President Ellen Johnson-Sirleaf has twice in one week come under attack by members of the National Legislature for comments she reportedly made while addressing various forums in New York late last month. The president, who traveled to the US to address the 67th Session of the UN General Assembly, used the trip to address Diaspora Liberians, church leaders, philanthropists, and business executives regarding the success and lingering challenges facing the nation's postwar recovery. Many praised the president for ably articulating Liberia and African's challenges. Others, however, chose to brush aside such level of performance to question comments she reportedly made at one or the other forum.
The president was still in the US when CDC Montserrado County Representative Acarous Gray announced plans to bring impeachment proceedings against her for "confessing" that an undisclosed number of her female supporters disenfranchised their children to prevent them from voting for the opposition in 2005. The president's attempt, upon touching down at the Robert International Airport, to dismiss Gray's interpretation of what she said in the US, ironically inflamed the situation – heightening critics' claims that the president has been anything but forthcoming and amendable to the Liberian people.
Hardly had this confrontation found its place in the abyss of Liberia's political discordance than Rep. James P. Biney (NPP-Md.) raised fresh questions about the president's US comments accusing members of the National Legislature of seeking self-interest. The president reportedly accused lawmakers of appropriating an additional US $13 million to purchase utility vehicles for themselves. The Executive Mansion had appropriated US $20 million for the 103-member parliament for the purpose. Surprisingly, the lawmaker downplayed the context as well as the point of the so-called allegation. Instead of putting it in context to give it relevance, he chose to issue a riposte late last week, accusing the president of not only sitting on huge budgetary allocations, but also of engaging in nepotism while neglecting to raise the incomes of civil servants. In all this, the weighing in of independent defenders aside, the president was conspicuously left on her own to face her critics. That this is unfortunate is to put a serious matter mildly.
The point here is not to go into the merits and demerits of the president's comments – about what her critics made of those comments, and about why and how they chose to react to them – for to do so is to choose to plunge headlong into the endless streams of idleness. Rather, our purpose here is to pinpoint what appears a troubling lapse in policy information dissemination in this country during its critical days and to prompt those responsible to step up to the challenge. We hold that when the president speaks on matters of governance, she speaks from a policy (governance included) perspective – whether it is a comment on the economy, on political processes, or on peace and reconciliation.
This being the case, we hold also that it is the statutory and professional obligation of the Office of the President of Liberia, the Ministry of Information, Culture, and Tourism (MICAT), and the Liberian Broadcasting System (LBS), together with all other public information outlets, to explain the president's comments – complete with context, perspectives, purposes, and ends.
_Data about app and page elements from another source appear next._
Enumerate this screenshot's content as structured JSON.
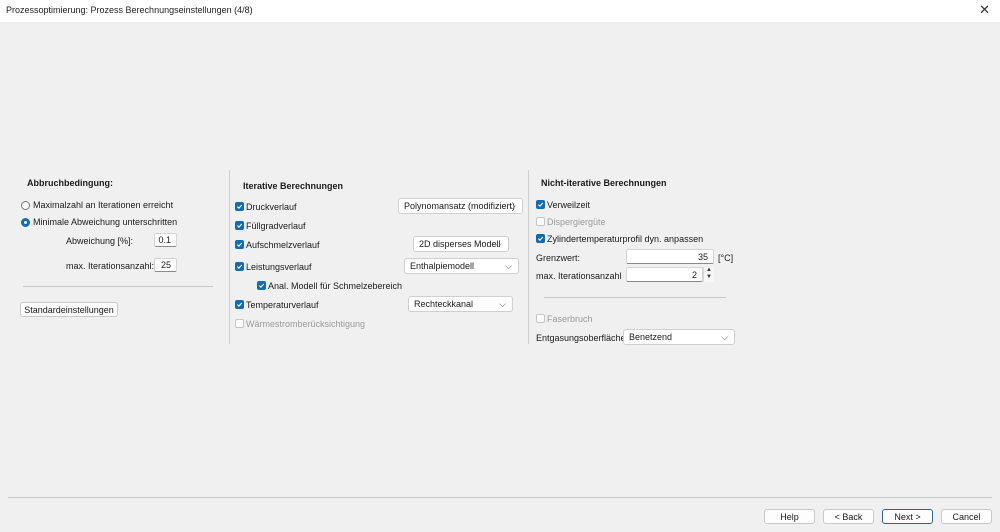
{
  "window": {
    "title": "Prozessoptimierung: Prozess Berechnungseinstellungen (4/8)",
    "close_glyph": "✕"
  },
  "abbruch": {
    "header": "Abbruchbedingung:",
    "radio_max": "Maximalzahl an Iterationen erreicht",
    "radio_min": "Minimale Abweichung unterschritten",
    "abweichung_label": "Abweichung [%]:",
    "abweichung_value": "0.1",
    "iterations_label": "max. Iterationsanzahl:",
    "iterations_value": "25",
    "selected": "Minimale Abweichung unterschritten",
    "defaults_button": "Standardeinstellungen"
  },
  "iterative": {
    "header": "Iterative Berechnungen",
    "druck": {
      "label": "Druckverlauf",
      "checked": true,
      "select": "Polynomansatz (modifiziert)"
    },
    "fuellgrad": {
      "label": "Füllgradverlauf",
      "checked": true
    },
    "aufschmelz": {
      "label": "Aufschmelzverlauf",
      "checked": true,
      "select": "2D disperses Modell"
    },
    "leistung": {
      "label": "Leistungsverlauf",
      "checked": true,
      "select": "Enthalpiemodell"
    },
    "anal": {
      "label": "Anal. Modell für Schmelzebereich",
      "checked": true
    },
    "temperatur": {
      "label": "Temperaturverlauf",
      "checked": true,
      "select": "Rechteckkanal"
    },
    "waerme": {
      "label": "Wärmestromberücksichtigung",
      "checked": false,
      "disabled": true
    }
  },
  "noniterative": {
    "header": "Nicht-iterative Berechnungen",
    "verweilzeit": {
      "label": "Verweilzeit",
      "checked": true
    },
    "dispergier": {
      "label": "Dispergiergüte",
      "checked": false,
      "disabled": true
    },
    "zylinder": {
      "label": "Zylindertemperaturprofil dyn. anpassen",
      "checked": true
    },
    "grenzwert_label": "Grenzwert:",
    "grenzwert_value": "35",
    "grenzwert_unit": "[°C]",
    "max_iter_label": "max. Iterationsanzahl",
    "max_iter_value": "2",
    "faserbruch": {
      "label": "Faserbruch",
      "checked": false,
      "disabled": true
    },
    "entgasung_label": "Entgasungsoberfläche:",
    "entgasung_select": "Benetzend"
  },
  "footer": {
    "help": "Help",
    "back": "< Back",
    "next": "Next >",
    "cancel": "Cancel"
  },
  "colors": {
    "accent": "#0f6cbd",
    "background": "#f0f0f0",
    "disabled_text": "#9a9a9a"
  },
  "icons": {
    "check": "checkmark-icon",
    "chevron": "chevron-down-icon",
    "spin_up": "spin-up-icon",
    "spin_down": "spin-down-icon"
  }
}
This is why taxpayers are footing the checks of those appointed to head these institutions. It is against everything these institutions stand for, for the president – whether or not she prefers it this way – to weather the storm of criticisms personally, and by that, lend the Office of the President of Liberia to undue scathing. Under no condition should the president's advisors and the nation's information dissemination arms allow her to make public statements outside the perimeters of policy and to defend herself against critics for comments she made or assumed to have made – which seems the case currently. This level of arm's-length, lukewarm approach to public information dissemination holds no water in practice, law, policy, or logic. When the president makes a statement that border on controversy, the Office of the President, MICAT, LBS, and auxiliary outlets need to waste no time in issuing clarifications. This is preferable to the current trend of waiting for a standoff to develop only to issue press releases charging insolence to the office of the presidency or claiming misinterpretation of what the president actually said or did not say. Compared with the proactive mode, relying on the reactionary mode of information dissemination as seem the trend nowadays is a disservice to the Liberia people.
There is no gainsaying here that had these institutions – mainly MICAT – acted proactively rather than expecting the independent media or friendly commentators to suppress or discount the controversy, all the rancor about impeachment or about who is taking a lion's share of the nation's economic spoils would not have surfaced. We concede argument that such exchanges solidify democracy and national dialogue, except that we disagree that they contain the relevant ingredients of the kinds of national dialogues that work for the good of the people. National dialogues that spur growth are about the workability and the relevance of policies, laws, and the way forward. They are not about accusations and counter-accusations, nor about blame shifting to score political points. This is why it is when MICAT acts proactively, as it ought to, that true national dialogues – such as those on how to eradicate corruption, stop nepotism, change Draconian laws still on the books, reform the constitution, strengthen the criminal justice system, and raise opportunities for the Liberian people – will inform national trajectories.